Outside the healthcare realm, customers expect highly personalized experiences. Retailers use and data analysis to influence buying behavior and improve customer service. Health plans can also use to engage with their customers in a highly personalized context that helps them make better choices.
‘Nudging’ People Into Healthy Behaviors
Economist Richard Thaler, winner of a Nobel Prize in Economics, wrote Nudge: Improving Decisions About Health, Wealth, and Happiness with law professor Cass Sunstein. Their analysis of human behavior showed that people will often make the easy choice, even when they know it’s not the smarter choice. We see this everywhere. We know we should exercise, but how many of us prefer to sleep in or stay online instead? It’s human nature.
The professors developed the idea of the “nudge” as a way for organizations to help people by making the smarter choice the easier choice. They define a nudge as “any aspect of the choice architecture that alters people’s behavior in a predictable way without forbidding any options or significantly changing their economic incentives. To count as a mere nudge, the intervention must be easy and cheap to avoid. Nudges are not mandates. Putting the fruit at eye level counts as a nudge. Banning junk food does not.”
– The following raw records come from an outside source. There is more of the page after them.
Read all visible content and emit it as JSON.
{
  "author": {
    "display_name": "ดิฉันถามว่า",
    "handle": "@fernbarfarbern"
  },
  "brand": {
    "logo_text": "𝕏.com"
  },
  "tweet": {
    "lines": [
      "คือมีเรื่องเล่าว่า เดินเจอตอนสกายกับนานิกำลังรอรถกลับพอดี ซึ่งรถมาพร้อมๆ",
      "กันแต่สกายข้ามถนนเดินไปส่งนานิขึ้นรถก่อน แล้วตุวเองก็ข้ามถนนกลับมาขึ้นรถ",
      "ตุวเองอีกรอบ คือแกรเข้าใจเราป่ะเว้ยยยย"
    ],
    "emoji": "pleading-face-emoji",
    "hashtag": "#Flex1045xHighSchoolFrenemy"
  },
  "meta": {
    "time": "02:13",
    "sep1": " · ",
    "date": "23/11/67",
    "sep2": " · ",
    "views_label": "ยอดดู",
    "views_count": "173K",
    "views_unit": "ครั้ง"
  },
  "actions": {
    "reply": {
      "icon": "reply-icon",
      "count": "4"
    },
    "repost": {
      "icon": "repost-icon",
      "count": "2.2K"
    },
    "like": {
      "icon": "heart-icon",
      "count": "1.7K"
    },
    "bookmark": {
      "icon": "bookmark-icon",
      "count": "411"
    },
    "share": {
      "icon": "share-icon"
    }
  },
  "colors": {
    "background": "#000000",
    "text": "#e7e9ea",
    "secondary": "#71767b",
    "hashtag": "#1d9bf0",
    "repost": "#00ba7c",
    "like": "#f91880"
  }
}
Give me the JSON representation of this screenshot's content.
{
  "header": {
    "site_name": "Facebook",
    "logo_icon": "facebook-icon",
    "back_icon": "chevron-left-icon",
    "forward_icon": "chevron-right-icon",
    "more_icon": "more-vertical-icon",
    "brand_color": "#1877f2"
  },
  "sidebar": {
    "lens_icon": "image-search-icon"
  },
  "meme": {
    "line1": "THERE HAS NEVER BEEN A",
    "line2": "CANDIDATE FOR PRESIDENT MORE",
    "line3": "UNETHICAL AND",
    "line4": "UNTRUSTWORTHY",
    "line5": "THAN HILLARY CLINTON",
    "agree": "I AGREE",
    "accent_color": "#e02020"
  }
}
E-commerce retailers are masters of nudging. They use analysis on huge data sets to personalize messaging and recommendations. Like retailers, health plans have their own growing data collection. They are also well-suited to be the central data repository within the healthcare ecosystem. As such, health plans can reach out to their consumers — before they become patients — with hyper personalized nudges. […]